**Work order**
Retrieve every line from the records in which the word "menu" occurs.

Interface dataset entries
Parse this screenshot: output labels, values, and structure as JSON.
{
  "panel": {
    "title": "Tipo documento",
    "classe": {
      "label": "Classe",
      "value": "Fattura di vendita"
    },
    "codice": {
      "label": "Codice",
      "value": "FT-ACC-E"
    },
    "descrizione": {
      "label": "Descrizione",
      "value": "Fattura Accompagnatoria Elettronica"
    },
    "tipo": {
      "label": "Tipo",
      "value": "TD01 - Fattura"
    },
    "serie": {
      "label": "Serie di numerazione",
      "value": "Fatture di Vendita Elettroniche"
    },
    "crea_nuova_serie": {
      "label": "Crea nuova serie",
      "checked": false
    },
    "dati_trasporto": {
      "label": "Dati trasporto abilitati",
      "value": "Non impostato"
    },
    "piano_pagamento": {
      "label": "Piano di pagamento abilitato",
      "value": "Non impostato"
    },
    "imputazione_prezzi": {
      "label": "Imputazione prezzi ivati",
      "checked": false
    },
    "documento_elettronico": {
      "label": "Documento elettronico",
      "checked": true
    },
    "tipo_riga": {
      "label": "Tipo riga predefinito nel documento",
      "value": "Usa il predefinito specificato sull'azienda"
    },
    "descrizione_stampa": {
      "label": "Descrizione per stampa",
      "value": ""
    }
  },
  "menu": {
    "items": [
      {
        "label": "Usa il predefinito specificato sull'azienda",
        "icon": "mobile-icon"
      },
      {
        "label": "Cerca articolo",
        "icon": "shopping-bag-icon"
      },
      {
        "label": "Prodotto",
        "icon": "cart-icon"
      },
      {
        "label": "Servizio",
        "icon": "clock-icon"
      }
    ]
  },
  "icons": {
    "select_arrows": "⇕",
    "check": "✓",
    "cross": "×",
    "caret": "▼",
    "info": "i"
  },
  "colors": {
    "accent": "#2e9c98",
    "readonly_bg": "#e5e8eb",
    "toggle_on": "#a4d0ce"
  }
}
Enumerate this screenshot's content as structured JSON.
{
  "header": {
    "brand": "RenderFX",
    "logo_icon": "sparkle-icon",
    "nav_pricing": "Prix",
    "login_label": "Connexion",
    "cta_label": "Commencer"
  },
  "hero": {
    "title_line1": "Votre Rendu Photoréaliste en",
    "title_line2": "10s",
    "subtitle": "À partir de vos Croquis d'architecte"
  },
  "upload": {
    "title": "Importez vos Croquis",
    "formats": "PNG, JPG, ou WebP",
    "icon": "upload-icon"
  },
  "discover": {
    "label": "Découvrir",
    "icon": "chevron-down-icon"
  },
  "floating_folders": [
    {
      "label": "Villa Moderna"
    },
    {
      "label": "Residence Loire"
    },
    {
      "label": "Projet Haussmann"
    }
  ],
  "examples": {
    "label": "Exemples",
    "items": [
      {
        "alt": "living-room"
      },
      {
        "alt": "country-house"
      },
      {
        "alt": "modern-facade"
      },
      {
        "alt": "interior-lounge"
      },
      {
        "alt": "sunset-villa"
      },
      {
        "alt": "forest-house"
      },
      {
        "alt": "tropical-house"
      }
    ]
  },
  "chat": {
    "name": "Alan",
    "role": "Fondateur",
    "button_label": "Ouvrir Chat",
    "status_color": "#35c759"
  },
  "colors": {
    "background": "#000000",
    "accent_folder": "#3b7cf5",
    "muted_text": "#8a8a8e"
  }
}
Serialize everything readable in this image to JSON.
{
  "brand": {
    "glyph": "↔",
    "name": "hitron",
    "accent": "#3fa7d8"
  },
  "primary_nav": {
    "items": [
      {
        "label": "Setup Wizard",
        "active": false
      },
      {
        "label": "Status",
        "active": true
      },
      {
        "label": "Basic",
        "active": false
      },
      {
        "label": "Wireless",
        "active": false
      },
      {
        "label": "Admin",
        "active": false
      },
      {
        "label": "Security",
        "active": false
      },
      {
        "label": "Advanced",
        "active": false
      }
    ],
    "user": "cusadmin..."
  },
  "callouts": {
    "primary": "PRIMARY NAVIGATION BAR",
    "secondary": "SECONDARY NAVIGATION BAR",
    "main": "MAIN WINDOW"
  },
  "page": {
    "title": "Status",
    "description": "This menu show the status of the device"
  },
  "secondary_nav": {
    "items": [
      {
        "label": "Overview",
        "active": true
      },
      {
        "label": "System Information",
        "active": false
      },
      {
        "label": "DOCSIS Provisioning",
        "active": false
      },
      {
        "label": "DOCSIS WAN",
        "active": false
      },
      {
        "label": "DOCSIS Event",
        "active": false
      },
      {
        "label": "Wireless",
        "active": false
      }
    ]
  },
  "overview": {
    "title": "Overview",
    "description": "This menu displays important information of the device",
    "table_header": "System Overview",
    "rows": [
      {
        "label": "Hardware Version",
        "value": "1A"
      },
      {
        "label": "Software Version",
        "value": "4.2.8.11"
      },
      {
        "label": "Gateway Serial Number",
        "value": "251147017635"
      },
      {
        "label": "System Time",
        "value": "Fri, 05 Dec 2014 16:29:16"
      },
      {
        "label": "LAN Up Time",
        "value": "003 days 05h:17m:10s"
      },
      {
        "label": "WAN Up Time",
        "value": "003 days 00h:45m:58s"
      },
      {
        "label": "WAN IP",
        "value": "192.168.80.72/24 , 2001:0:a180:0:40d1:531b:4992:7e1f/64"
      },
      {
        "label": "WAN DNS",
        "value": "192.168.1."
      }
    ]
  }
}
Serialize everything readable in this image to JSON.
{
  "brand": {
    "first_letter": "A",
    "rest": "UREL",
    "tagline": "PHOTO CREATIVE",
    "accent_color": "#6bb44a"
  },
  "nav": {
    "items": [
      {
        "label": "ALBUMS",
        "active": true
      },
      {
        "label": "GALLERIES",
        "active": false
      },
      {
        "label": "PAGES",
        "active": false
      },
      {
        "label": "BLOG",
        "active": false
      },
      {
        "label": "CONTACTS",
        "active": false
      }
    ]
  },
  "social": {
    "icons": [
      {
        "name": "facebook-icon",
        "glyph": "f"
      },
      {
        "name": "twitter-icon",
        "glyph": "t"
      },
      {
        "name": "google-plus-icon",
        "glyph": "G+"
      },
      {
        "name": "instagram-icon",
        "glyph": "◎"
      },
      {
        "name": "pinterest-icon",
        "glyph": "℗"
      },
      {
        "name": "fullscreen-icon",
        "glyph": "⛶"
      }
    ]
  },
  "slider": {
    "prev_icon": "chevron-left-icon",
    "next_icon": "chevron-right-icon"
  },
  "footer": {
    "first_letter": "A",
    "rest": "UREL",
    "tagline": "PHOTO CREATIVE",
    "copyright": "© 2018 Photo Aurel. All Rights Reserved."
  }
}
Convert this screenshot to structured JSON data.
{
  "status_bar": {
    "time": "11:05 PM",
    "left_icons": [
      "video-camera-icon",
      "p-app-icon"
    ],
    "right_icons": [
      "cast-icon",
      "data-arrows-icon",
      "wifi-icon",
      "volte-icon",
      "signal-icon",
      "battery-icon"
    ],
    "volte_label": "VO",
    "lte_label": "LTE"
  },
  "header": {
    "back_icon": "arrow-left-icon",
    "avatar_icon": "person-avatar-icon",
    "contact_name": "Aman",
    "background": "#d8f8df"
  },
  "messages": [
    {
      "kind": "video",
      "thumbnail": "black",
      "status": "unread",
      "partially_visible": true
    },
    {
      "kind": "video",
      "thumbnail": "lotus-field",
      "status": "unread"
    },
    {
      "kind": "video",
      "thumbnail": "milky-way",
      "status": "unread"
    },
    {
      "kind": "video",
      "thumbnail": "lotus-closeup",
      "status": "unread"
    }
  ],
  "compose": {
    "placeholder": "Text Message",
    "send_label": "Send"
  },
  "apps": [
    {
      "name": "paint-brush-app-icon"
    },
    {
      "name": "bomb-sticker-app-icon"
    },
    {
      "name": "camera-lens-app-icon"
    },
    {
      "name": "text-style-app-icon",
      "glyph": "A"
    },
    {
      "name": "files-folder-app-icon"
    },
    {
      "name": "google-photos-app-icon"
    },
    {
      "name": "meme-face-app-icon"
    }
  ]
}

**Answer to the exercise**
  "menu": {
    "description": "This menu show the status of the device"
    "description": "This menu displays important information of the device",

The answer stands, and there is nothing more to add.